This is a three-piece steel beverage can with a pull tab. Markings include: "Hill Billy JOOSE WITH THAT 'HUG-A-JUG FLAVOR WORTH FUEDIN' AND FIGHTIN' FOR'."  Pull tab openers once were the cause of serious litter problems.  They began to be replaced in the mid-1970s.

"Hillbilly Brew" Soda Bottle 2004.39.1

[Accession 2004.39.1]

Lil' Brown Jug's Hillbilly Brew takes a different angle with it's imagery—a female moonshiner.  The words: "Refreshing as a cup of coffee" may hint at caffeine content.  Most of the moonshine-theme soft drinks were markedly caffeinated.  This product is ca. 1965-85.

Hillbilly Beverages Soda Can 2003.35.1 & Bottle 2004.40.1


Hillbilly Beverages was based in Richland Center, Wisconsin.  These are ca. 1975-85.

Pocono "Hillbilly Red Pop" Soda Can Coin Bank 2004.26.1

[Accession 2004.26.1]

This Pocono Beverages can implies that hillbillies also live in Pocono Mountains, a part of northeastern Pennsylvania.  The can depicts an entire "hillbilly" family.

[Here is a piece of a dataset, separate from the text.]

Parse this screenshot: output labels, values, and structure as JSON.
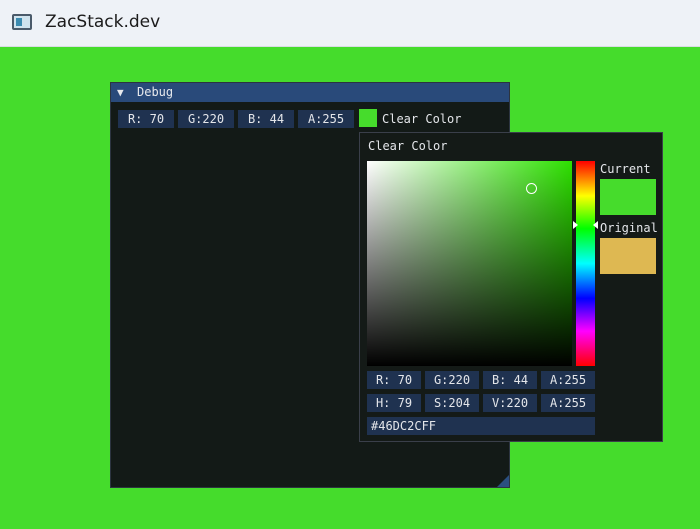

This soda can was made with a slotted top to be used as a coin bank.  It is ca. 1965-75.

Stitzel-Weller Hillbilly Bourbon Decanter 2002.18.1

[Accession 2002.18.1]

This object is a commemorative/collectable whiskey bottle for Old Cabin Still Whiskey made by Stitzel-Weller Distillery of Louisville, Kentucky, around 1969.  Perhaps it is a more artistic and sympathetic representation of a hillbilly, but it does utilize the visual clues of of the stereotype: tattered hat, overalls off the shoulder, rifle close by, and hugging a jug.  This bottle was sold full of bourbon.  A Kansas liquor tax stamp is located the on the left arm and a US revenue stamp is located on the back of the figure's hat.